[Data items]
========================================
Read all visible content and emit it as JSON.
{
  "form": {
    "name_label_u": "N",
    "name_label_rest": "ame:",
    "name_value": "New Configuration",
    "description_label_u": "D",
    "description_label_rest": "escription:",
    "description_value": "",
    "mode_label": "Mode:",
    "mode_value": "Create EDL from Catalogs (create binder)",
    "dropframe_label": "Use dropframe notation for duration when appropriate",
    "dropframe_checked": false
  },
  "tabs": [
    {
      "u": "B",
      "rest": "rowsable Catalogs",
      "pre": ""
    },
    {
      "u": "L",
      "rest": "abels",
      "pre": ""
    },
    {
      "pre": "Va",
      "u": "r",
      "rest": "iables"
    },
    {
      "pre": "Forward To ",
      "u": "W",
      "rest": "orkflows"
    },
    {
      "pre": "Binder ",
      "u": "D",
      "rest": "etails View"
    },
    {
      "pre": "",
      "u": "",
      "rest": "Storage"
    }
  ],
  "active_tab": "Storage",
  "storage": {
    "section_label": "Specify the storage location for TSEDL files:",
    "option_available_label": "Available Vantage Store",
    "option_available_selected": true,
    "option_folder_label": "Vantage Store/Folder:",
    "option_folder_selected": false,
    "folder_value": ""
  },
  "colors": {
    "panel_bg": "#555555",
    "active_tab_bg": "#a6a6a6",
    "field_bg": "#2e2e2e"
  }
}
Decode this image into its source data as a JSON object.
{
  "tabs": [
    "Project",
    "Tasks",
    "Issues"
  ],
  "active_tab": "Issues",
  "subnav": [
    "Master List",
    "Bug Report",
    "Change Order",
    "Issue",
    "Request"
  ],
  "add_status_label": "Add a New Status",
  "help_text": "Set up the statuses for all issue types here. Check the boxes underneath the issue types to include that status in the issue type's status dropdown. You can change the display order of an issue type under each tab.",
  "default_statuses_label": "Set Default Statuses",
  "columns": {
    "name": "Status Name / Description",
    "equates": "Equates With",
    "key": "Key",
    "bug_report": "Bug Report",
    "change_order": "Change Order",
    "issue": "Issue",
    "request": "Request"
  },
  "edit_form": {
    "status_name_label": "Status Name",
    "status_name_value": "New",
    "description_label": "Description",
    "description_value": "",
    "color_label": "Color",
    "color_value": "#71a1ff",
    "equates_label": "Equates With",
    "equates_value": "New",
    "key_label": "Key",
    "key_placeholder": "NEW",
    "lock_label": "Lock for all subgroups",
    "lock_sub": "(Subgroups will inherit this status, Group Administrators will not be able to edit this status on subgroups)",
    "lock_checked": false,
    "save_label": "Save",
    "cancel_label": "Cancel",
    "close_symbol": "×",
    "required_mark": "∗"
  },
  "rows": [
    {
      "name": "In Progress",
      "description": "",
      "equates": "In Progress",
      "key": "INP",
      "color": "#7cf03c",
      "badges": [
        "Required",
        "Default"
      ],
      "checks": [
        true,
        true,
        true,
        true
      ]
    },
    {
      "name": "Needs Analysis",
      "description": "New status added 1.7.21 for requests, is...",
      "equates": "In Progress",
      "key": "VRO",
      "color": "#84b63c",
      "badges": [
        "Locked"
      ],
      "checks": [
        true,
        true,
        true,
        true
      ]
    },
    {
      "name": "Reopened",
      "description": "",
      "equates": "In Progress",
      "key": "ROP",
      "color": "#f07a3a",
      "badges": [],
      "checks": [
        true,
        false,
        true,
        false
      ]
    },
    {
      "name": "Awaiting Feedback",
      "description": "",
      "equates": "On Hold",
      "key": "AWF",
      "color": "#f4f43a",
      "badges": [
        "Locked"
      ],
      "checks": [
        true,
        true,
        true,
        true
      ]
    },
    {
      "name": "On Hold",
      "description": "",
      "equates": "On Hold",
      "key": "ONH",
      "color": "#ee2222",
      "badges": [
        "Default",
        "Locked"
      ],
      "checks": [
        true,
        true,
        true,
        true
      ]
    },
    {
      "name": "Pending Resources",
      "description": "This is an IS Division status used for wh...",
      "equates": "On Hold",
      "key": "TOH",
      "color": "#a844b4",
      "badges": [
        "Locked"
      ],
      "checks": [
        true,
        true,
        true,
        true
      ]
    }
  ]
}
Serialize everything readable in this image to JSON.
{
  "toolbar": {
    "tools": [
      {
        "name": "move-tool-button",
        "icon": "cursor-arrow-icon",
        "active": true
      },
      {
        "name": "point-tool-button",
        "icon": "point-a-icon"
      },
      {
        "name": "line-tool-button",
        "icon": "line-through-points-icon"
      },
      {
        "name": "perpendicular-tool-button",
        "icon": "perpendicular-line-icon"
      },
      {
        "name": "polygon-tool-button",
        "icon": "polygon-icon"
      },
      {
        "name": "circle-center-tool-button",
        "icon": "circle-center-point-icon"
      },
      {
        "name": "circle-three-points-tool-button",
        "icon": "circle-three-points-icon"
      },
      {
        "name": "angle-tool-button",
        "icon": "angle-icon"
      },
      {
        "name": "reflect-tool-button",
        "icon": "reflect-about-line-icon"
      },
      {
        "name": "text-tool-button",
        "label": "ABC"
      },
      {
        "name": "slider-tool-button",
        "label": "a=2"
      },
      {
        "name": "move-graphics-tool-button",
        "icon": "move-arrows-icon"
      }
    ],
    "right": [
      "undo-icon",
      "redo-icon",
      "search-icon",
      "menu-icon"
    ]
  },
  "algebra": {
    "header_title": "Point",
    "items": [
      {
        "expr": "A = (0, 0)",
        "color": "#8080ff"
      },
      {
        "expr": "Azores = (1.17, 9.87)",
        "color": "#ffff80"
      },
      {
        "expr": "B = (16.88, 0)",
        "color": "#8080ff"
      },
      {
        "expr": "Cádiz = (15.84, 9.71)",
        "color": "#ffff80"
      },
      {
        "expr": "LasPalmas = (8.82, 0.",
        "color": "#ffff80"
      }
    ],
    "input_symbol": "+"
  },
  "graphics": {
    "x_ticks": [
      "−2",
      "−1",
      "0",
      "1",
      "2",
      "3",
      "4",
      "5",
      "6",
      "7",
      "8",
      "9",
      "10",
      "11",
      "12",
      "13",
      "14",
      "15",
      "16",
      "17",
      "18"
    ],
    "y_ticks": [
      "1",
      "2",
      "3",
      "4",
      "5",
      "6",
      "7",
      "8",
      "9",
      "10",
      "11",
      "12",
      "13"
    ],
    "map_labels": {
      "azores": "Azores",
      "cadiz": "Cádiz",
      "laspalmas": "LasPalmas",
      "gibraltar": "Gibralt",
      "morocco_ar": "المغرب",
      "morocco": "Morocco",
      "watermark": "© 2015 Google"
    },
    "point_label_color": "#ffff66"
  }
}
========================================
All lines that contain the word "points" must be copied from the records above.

        "icon": "line-through-points-icon"
        "name": "circle-three-points-tool-button",
        "icon": "circle-three-points-icon"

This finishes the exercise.